- EXERCISE INSTRUCTIONS
Line by line, repeat the material below exactly and leave the images out.

=== Section Start ===

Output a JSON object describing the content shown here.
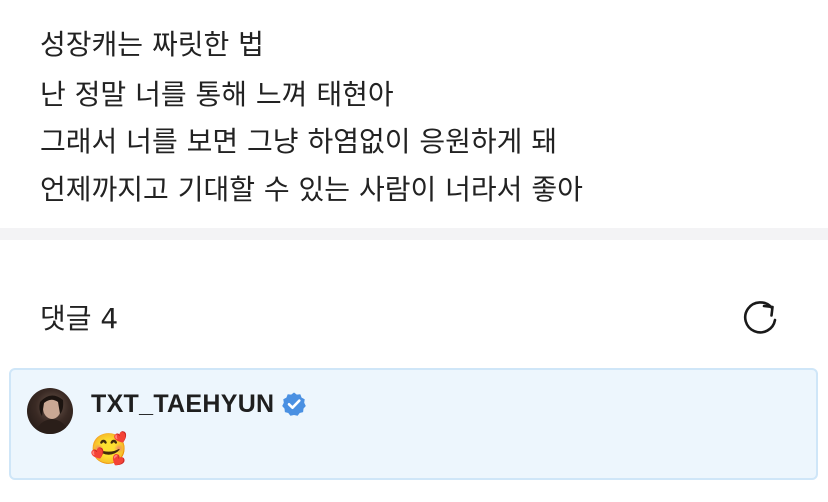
{
  "post": {
    "lines": [
      "성장캐는 짜릿한 법",
      "난 정말 너를 통해 느껴 태현아",
      "그래서 너를 보면 그냥 하염없이 응원하게 돼",
      "언제까지고 기대할 수 있는 사람이 너라서 좋아"
    ]
  },
  "comments": {
    "header_label": "댓글 4",
    "refresh_icon": "refresh-icon",
    "items": [
      {
        "author": "TXT_TAEHYUN",
        "verified": true,
        "verified_color": "#4a90e2",
        "text": "🥰"
      }
    ]
  },
  "colors": {
    "highlight_bg": "#edf6fd",
    "highlight_border": "#cfe6f8",
    "divider": "#f3f3f5"
  }
}
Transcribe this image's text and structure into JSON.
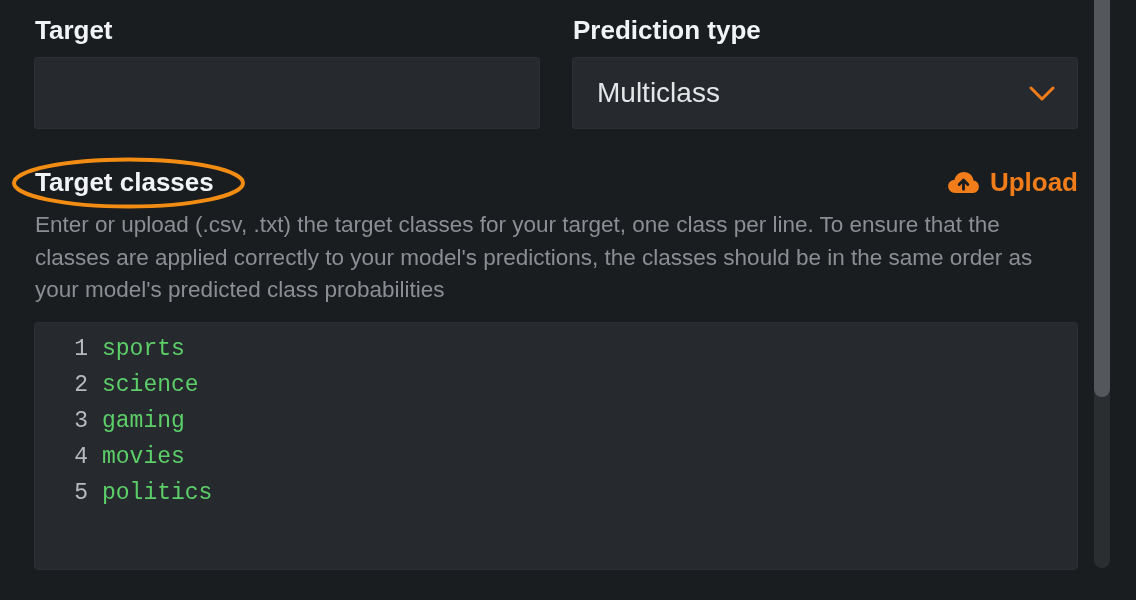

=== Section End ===

- REPLY TO THE TASK
Output a JSON object describing the content shown here.
{
  "post": {
    "lines": [
      "성장캐는 짜릿한 법",
      "난 정말 너를 통해 느껴 태현아",
      "그래서 너를 보면 그냥 하염없이 응원하게 돼",
      "언제까지고 기대할 수 있는 사람이 너라서 좋아"
    ]
  },
  "comments": {
    "header_label": "댓글 4",
    "refresh_icon": "refresh-icon",
    "items": [
      {
        "author": "TXT_TAEHYUN",
        "verified": true,
        "verified_color": "#4a90e2",
        "text": "🥰"
      }
    ]
  },
  "colors": {
    "highlight_bg": "#edf6fd",
    "highlight_border": "#cfe6f8",
    "divider": "#f3f3f5"
  }
}
Transcribe this image's text and structure into JSON.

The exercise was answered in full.